Supplied records.
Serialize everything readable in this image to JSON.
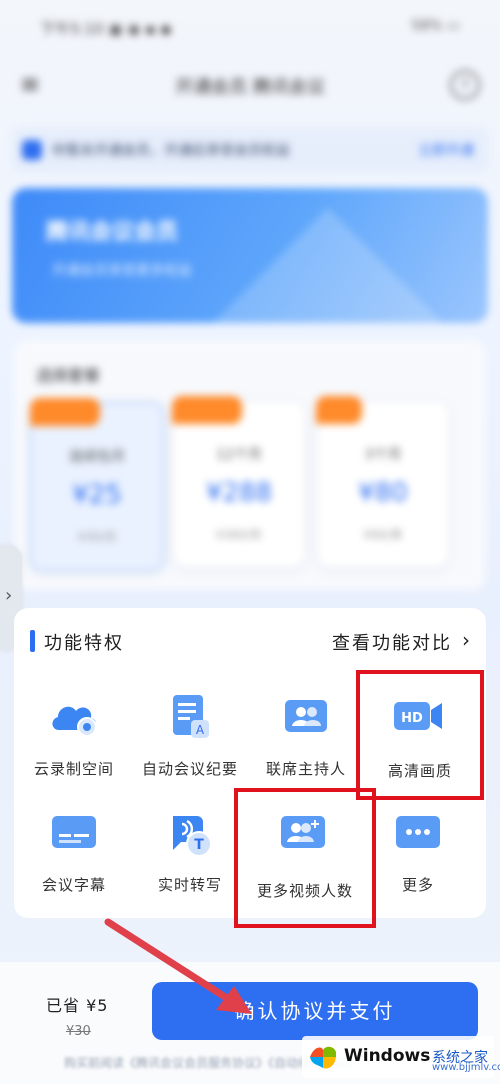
{
  "status_bar": {
    "time": "下午5:10 ▣ ◉ ▪ ◆",
    "battery": "58% ▭"
  },
  "nav": {
    "back": "≡",
    "title": "开通会员 腾讯会议",
    "help": "?"
  },
  "notice": {
    "text": "你暂未开通会员，开通后享受会员权益",
    "link": "立即开通"
  },
  "banner": {
    "title": "腾讯会议会员",
    "subtitle": "开通会员享受更多权益"
  },
  "plans": {
    "title": "选择套餐",
    "items": [
      {
        "name": "连续包月",
        "price": "¥25",
        "original": "¥30/月"
      },
      {
        "name": "12个月",
        "price": "¥288",
        "original": "¥360/年"
      },
      {
        "name": "3个月",
        "price": "¥80",
        "original": "¥90/季"
      }
    ]
  },
  "side_handle": "›",
  "features": {
    "title": "功能特权",
    "compare": "查看功能对比",
    "chevron": "›",
    "items": [
      {
        "label": "云录制空间",
        "icon": "cloud-record-icon"
      },
      {
        "label": "自动会议纪要",
        "icon": "meeting-minutes-icon"
      },
      {
        "label": "联席主持人",
        "icon": "co-host-icon"
      },
      {
        "label": "高清画质",
        "icon": "hd-video-icon"
      },
      {
        "label": "会议字幕",
        "icon": "subtitle-icon"
      },
      {
        "label": "实时转写",
        "icon": "transcription-icon"
      },
      {
        "label": "更多视频人数",
        "icon": "more-participants-icon"
      },
      {
        "label": "更多",
        "icon": "more-icon"
      }
    ]
  },
  "bottom": {
    "saved": "已省 ¥5",
    "original": "¥30",
    "pay_button": "确认协议并支付",
    "agreement": "购买前阅读《腾讯会议会员服务协议》《自动续费协议》"
  },
  "watermark": {
    "brand": "Windows",
    "site": "系统之家",
    "url": "www.bjjmlv.com"
  },
  "colors": {
    "accent": "#2e6ef0",
    "highlight": "#e0121d",
    "arrow": "#e0404a",
    "badge": "#ff8a2a"
  }
}
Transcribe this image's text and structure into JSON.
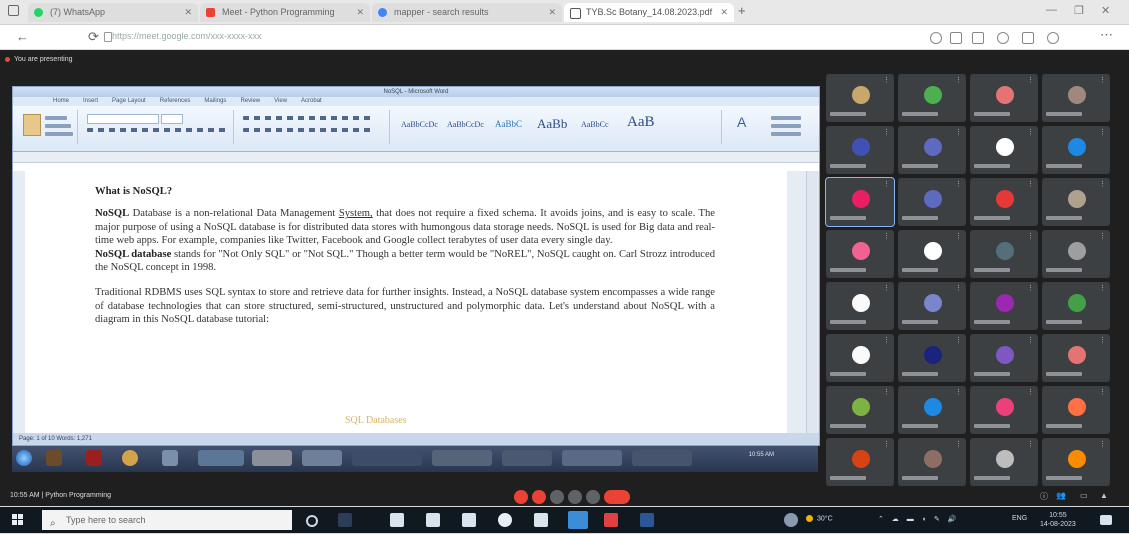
{
  "browser": {
    "tabs": [
      {
        "label": "(7) WhatsApp",
        "active": false,
        "icon_color": "#25d366"
      },
      {
        "label": "Meet - Python Programming",
        "active": false,
        "icon_color": "#ea4335"
      },
      {
        "label": "mapper - search results",
        "active": false,
        "icon_color": "#4285f4"
      },
      {
        "label": "TYB.Sc Botany_14.08.2023.pdf",
        "active": true,
        "icon_color": "#555555"
      }
    ],
    "new_tab": "+",
    "url": "https://meet.google.com/xxx-xxxx-xxx"
  },
  "meet": {
    "presenting_label": "You are presenting",
    "meeting_name": "10:55 AM | Python Programming",
    "participant_tile_colors": [
      "#c9a66b",
      "#4caf50",
      "#e57373",
      "#a1887f",
      "#3f51b5",
      "#5c6bc0",
      "#ffffff",
      "#1e88e5",
      "#e91e63",
      "#5c6bc0",
      "#e53935",
      "#b0a090",
      "#f06292",
      "#ffffff",
      "#546e7a",
      "#9e9e9e",
      "#fafafa",
      "#7986cb",
      "#9c27b0",
      "#43a047",
      "#fafafa",
      "#1a237e",
      "#7e57c2",
      "#e57373",
      "#7cb342",
      "#1e88e5",
      "#ec407a",
      "#ff7043",
      "#d84315",
      "#8d6e63",
      "#bdbdbd",
      "#fb8c00"
    ]
  },
  "word": {
    "title": "NoSQL - Microsoft Word",
    "ribbon_tabs": [
      "Home",
      "Insert",
      "Page Layout",
      "References",
      "Mailings",
      "Review",
      "View",
      "Acrobat"
    ],
    "style_samples": [
      "AaBbCcDc",
      "AaBbCcDc",
      "AaBbC",
      "AaBb",
      "AaBbCc",
      "AaB"
    ],
    "status": "Page: 1 of 10   Words: 1,271",
    "heading": "What is NoSQL?",
    "p1_bold": "NoSQL",
    "p1_a": " Database is a non-relational Data Management ",
    "p1_u": "System,",
    "p1_b": " that does not require a fixed schema. It avoids joins, and is easy to scale. The major purpose of using a NoSQL database is for distributed data stores with humongous data storage needs. NoSQL is used for Big data and real-time web apps. For example, companies like Twitter, Facebook and Google collect terabytes of user data every single day.",
    "p2_bold": "NoSQL database",
    "p2_rest": " stands for \"Not Only SQL\" or \"Not SQL.\" Though a better term would be \"NoREL\", NoSQL caught on. Carl Strozz introduced the NoSQL concept in 1998.",
    "p3": "Traditional RDBMS uses SQL syntax to store and retrieve data for further insights. Instead, a NoSQL database system encompasses a wide range of database technologies that can store structured, semi-structured, unstructured and polymorphic data. Let's understand about NoSQL with a diagram in this NoSQL database tutorial:",
    "figure_caption": "SQL Databases",
    "inner_clock": "10:55 AM"
  },
  "taskbar": {
    "search_placeholder": "Type here to search",
    "weather": "30°C",
    "language": "ENG",
    "time": "10:55",
    "date": "14-08-2023"
  }
}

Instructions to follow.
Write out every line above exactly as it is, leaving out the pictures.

Reply.
Serialize everything readable in this image to JSON.
{
  "status_bar": {
    "time": "下午5:10 ▣ ◉ ▪ ◆",
    "battery": "58% ▭"
  },
  "nav": {
    "back": "≡",
    "title": "开通会员 腾讯会议",
    "help": "?"
  },
  "notice": {
    "text": "你暂未开通会员，开通后享受会员权益",
    "link": "立即开通"
  },
  "banner": {
    "title": "腾讯会议会员",
    "subtitle": "开通会员享受更多权益"
  },
  "plans": {
    "title": "选择套餐",
    "items": [
      {
        "name": "连续包月",
        "price": "¥25",
        "original": "¥30/月"
      },
      {
        "name": "12个月",
        "price": "¥288",
        "original": "¥360/年"
      },
      {
        "name": "3个月",
        "price": "¥80",
        "original": "¥90/季"
      }
    ]
  },
  "side_handle": "›",
  "features": {
    "title": "功能特权",
    "compare": "查看功能对比",
    "chevron": "›",
    "items": [
      {
        "label": "云录制空间",
        "icon": "cloud-record-icon"
      },
      {
        "label": "自动会议纪要",
        "icon": "meeting-minutes-icon"
      },
      {
        "label": "联席主持人",
        "icon": "co-host-icon"
      },
      {
        "label": "高清画质",
        "icon": "hd-video-icon"
      },
      {
        "label": "会议字幕",
        "icon": "subtitle-icon"
      },
      {
        "label": "实时转写",
        "icon": "transcription-icon"
      },
      {
        "label": "更多视频人数",
        "icon": "more-participants-icon"
      },
      {
        "label": "更多",
        "icon": "more-icon"
      }
    ]
  },
  "bottom": {
    "saved": "已省 ¥5",
    "original": "¥30",
    "pay_button": "确认协议并支付",
    "agreement": "购买前阅读《腾讯会议会员服务协议》《自动续费协议》"
  },
  "watermark": {
    "brand": "Windows",
    "site": "系统之家",
    "url": "www.bjjmlv.com"
  },
  "colors": {
    "accent": "#2e6ef0",
    "highlight": "#e0121d",
    "arrow": "#e0404a",
    "badge": "#ff8a2a"
  }
}
Transcribe this image's text and structure into JSON.
{
  "browser": {
    "tabs": [
      {
        "label": "(7) WhatsApp",
        "active": false,
        "icon_color": "#25d366"
      },
      {
        "label": "Meet - Python Programming",
        "active": false,
        "icon_color": "#ea4335"
      },
      {
        "label": "mapper - search results",
        "active": false,
        "icon_color": "#4285f4"
      },
      {
        "label": "TYB.Sc Botany_14.08.2023.pdf",
        "active": true,
        "icon_color": "#555555"
      }
    ],
    "new_tab": "+",
    "url": "https://meet.google.com/xxx-xxxx-xxx"
  },
  "meet": {
    "presenting_label": "You are presenting",
    "meeting_name": "10:55 AM | Python Programming",
    "participant_tile_colors": [
      "#c9a66b",
      "#4caf50",
      "#e57373",
      "#a1887f",
      "#3f51b5",
      "#5c6bc0",
      "#ffffff",
      "#1e88e5",
      "#e91e63",
      "#5c6bc0",
      "#e53935",
      "#b0a090",
      "#f06292",
      "#ffffff",
      "#546e7a",
      "#9e9e9e",
      "#fafafa",
      "#7986cb",
      "#9c27b0",
      "#43a047",
      "#fafafa",
      "#1a237e",
      "#7e57c2",
      "#e57373",
      "#7cb342",
      "#1e88e5",
      "#ec407a",
      "#ff7043",
      "#d84315",
      "#8d6e63",
      "#bdbdbd",
      "#fb8c00"
    ]
  },
  "word": {
    "title": "NoSQL - Microsoft Word",
    "ribbon_tabs": [
      "Home",
      "Insert",
      "Page Layout",
      "References",
      "Mailings",
      "Review",
      "View",
      "Acrobat"
    ],
    "style_samples": [
      "AaBbCcDc",
      "AaBbCcDc",
      "AaBbC",
      "AaBb",
      "AaBbCc",
      "AaB"
    ],
    "status": "Page: 1 of 10   Words: 1,271",
    "heading": "What is NoSQL?",
    "p1_bold": "NoSQL",
    "p1_a": " Database is a non-relational Data Management ",
    "p1_u": "System,",
    "p1_b": " that does not require a fixed schema. It avoids joins, and is easy to scale. The major purpose of using a NoSQL database is for distributed data stores with humongous data storage needs. NoSQL is used for Big data and real-time web apps. For example, companies like Twitter, Facebook and Google collect terabytes of user data every single day.",
    "p2_bold": "NoSQL database",
    "p2_rest": " stands for \"Not Only SQL\" or \"Not SQL.\" Though a better term would be \"NoREL\", NoSQL caught on. Carl Strozz introduced the NoSQL concept in 1998.",
    "p3": "Traditional RDBMS uses SQL syntax to store and retrieve data for further insights. Instead, a NoSQL database system encompasses a wide range of database technologies that can store structured, semi-structured, unstructured and polymorphic data. Let's understand about NoSQL with a diagram in this NoSQL database tutorial:",
    "figure_caption": "SQL Databases",
    "inner_clock": "10:55 AM"
  },
  "taskbar": {
    "search_placeholder": "Type here to search",
    "weather": "30°C",
    "language": "ENG",
    "time": "10:55",
    "date": "14-08-2023"
  }
}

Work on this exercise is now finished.